“‘Love the Lord your God with all your heart and with all your soul and with all your mind.’ This is the first and greatest commandment. And the second is like it: ‘Love your neighbor as yourself.’” (Matthew 22:37-39)
“Truly I tell you, whatever you did not do for one of the least of these, you did not do for me.” (Matthew 25:45)
That’s what ‘this way of life’ means to me. Don’t get me wrong . . . I don’t live it out all the time. Far from it.
But ‘this way of life’ is what I want for me and my wife. It’s what I want for my kids and my grandkids. And it’s what I want for my mentees and their families. It’s what I want for everyone. It’s the best life possible. It’s incomparable.
Figuring out ‘this way of life’ is something everyone has to come to for himself. It would be pretty hard to argue against what I shared above since it’s straight from Scripture. But everyone has to seek God on their own, listen to His voice and fulfill His unique vision for their lives.
And the how questions are as plentiful as cars on the freeway. Family devotions? Family constitutions? Homeschooling? Mission trips? Serving in the church? Parachurch ministry? Leading a Radical Mentoring group? Everyone gets to figure out their own strategy for living and teaching ‘this way of life.’
So decide what ‘this way of life’ means for you. Write it down. Think about it. Pray over it. Talk to your wife about it. Commit yourself to it.
Then decide what you’ll do to teach it to others, starting with your family and moving out from there.
And then do it.
And if you need a jumpstart on some strategies for this, consider joining us on Nov 9-10 at the 2017 National Disciple Making Forum in Nashville, TN. It will teach you how to be a disciple-maker in any aspect of life . . . from church leadership, to parenting, to working in men’s ministry. I’ll be leading the Men’s Ministry track and our whole team will be there as well. You can receive 20% off tickets using the code MENTORLIKEJESUS (More info here).

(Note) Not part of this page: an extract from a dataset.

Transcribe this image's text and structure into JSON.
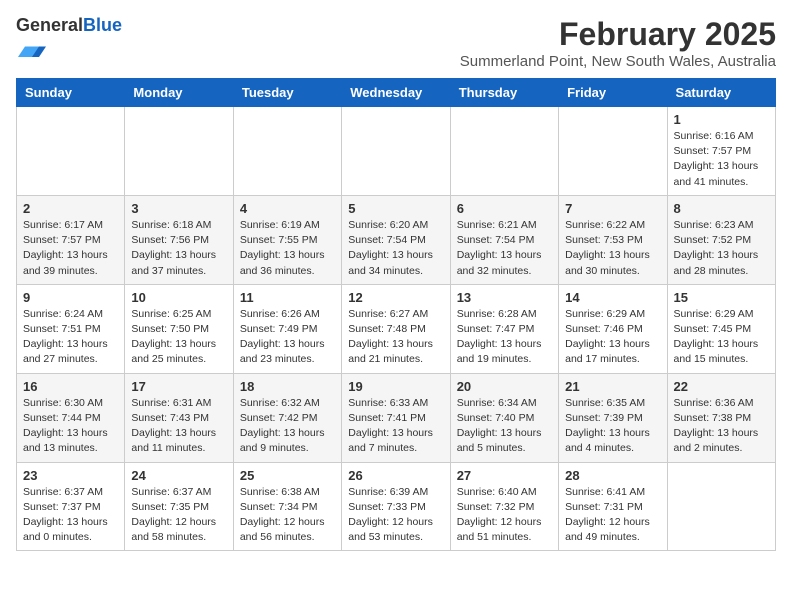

Scripture: Jesus, undeterred, went right ahead and gave his charge: “God authorized and commanded me to commission you: Go out and train everyone you meet, far and near, in this way of life, marking them by baptism in the threefold name: Father, Son, and Holy Spirit. Then instruct them in the practice of all I have commanded you. I’ll be with you as you do this, day after day after day, right up to the end of the age.” (Matthew 28:19-20, The Message)